UA Researchers Create Robot Driven by Moth's Brain
The research offers insights into the mechanism of the brain and how it works.
In a notion taken from science fiction afficionados, University of Arizona researchers presented a robot that moves by using the brain impulses of a moth at the 37th annual Society for Neuroscience meeting in San Diego.
Charles M. Higgins, UA associate professor of electrical and computer engineering, and doctoral student Timothy Melano presented their findings and outlined the mechanics behind the robotâs movements.
The robotâs motion is guided by a tiny electrode implanted in the mothâs brain, Higgins said, specifically to a single neuron that is responsible for keeping the mothâs vision steady during flight. The neuron transmits electrical signals which are then amplified in the robot's base and through a mathematical formula, a computer translates the signals into action, making the robot move.
The moth is immobilize inside a plastic tube mounted atop the 6-inch-tall wheeled robot. To get the moth to imitate flight, Higgins and his team placed the moth in its apparatus on a circular platform surrounded by a 14-inch-high revolving wall painted with vertical stripes. The moth's neuron reacts to the movement of the stripes and the process begins.
The brain of a moth is about the size of a grain of rice. Although small, âits compact size and simplicity allows for an efficient way to do brain research,â Higgins said.
'The underlying point in the creation of the robo-moth is the notion of advancing neuroscience," he said.
The Society for Neuroscience meets annually to show advances made by scientists who work to study the architecture of the brain and use that knowledge in the design of new machines.
âCombining the study of machines and the mechanics of the human body has led to great advances that have direct health benefits such as the development of the mechanical heart. Unfortunately, we are nowhere as advanced in our study of the brain as we are in the study of the heart,â Higgins added.
âScientists have reached a frustrating point in understanding the brain - we know how it operates, to an extent but donât know how to stop brain damage or repair it when it occurs.â Higgins said. But that may change in the future. Higgins has thus far been able to have robo-moth turn left or right but not forward or backward. The longest recorded movement has been 88 seconds.
Higgins' work is funded through grants from the National Institutes of Health and the U.S. Air Force. Both agencies granted funding to help gain an understanding of human visual operations. Higgins' research is a step toward a future in brain engineering that will help repair damage or replace lost brain functionality.

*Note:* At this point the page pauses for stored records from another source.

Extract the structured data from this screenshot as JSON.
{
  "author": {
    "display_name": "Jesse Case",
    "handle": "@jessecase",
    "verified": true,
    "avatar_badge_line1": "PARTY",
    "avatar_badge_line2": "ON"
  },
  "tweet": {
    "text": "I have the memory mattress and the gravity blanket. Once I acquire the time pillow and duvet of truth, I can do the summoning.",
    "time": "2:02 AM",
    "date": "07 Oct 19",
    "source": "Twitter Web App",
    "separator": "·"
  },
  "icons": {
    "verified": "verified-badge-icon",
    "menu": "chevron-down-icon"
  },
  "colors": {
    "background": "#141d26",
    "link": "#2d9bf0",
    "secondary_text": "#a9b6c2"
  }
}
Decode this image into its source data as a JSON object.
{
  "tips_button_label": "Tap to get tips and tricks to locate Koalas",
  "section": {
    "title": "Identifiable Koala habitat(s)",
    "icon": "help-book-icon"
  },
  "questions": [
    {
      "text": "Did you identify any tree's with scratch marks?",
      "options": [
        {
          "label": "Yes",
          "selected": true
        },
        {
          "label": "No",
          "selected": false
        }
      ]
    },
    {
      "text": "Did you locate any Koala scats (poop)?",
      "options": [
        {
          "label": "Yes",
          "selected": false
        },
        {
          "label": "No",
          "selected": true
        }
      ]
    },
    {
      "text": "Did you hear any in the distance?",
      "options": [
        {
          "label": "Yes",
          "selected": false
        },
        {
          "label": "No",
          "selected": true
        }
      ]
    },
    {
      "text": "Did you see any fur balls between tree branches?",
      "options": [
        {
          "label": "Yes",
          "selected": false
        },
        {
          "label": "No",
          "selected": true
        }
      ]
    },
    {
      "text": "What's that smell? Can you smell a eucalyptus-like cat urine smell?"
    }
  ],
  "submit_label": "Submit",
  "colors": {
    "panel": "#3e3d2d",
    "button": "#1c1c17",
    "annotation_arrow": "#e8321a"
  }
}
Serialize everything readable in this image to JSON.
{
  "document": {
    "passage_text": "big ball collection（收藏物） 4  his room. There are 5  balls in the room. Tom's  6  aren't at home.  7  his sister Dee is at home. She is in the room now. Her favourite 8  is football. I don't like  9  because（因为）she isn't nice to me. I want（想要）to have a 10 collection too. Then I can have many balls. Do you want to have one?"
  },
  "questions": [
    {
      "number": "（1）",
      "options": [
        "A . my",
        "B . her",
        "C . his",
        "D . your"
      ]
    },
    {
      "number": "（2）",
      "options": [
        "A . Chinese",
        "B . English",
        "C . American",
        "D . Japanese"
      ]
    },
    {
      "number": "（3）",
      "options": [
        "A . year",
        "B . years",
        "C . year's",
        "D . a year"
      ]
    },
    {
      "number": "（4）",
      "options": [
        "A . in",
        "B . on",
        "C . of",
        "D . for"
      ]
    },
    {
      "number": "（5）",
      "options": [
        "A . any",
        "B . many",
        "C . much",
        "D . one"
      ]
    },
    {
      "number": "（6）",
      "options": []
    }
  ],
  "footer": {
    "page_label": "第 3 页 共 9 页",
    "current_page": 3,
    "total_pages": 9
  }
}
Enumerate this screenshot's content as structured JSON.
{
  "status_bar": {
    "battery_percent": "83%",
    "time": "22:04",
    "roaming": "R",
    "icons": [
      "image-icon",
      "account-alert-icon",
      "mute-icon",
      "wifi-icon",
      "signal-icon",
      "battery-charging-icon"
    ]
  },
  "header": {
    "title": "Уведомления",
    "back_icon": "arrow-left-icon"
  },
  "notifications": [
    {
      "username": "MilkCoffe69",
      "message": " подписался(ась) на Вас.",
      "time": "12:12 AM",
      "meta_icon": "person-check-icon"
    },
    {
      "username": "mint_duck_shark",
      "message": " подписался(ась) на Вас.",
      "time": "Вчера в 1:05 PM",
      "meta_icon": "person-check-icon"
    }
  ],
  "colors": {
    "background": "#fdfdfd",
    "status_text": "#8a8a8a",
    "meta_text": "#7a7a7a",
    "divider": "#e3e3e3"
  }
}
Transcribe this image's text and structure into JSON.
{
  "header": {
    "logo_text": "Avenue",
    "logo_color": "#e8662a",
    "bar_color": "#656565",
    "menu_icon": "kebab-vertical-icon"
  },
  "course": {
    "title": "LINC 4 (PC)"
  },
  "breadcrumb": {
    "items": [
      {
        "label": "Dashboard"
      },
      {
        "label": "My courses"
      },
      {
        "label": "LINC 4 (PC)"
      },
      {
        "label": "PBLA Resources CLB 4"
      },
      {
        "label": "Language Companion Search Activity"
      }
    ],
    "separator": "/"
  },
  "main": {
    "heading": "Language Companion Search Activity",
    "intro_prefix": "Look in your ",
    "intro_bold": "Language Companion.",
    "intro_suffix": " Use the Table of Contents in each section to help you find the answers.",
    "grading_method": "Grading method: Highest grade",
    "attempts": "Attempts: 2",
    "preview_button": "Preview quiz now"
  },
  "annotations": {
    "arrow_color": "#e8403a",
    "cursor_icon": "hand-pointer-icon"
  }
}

For more information on Higgins' research, please visit:
TopicsScience and Technology
University of Arizona in the News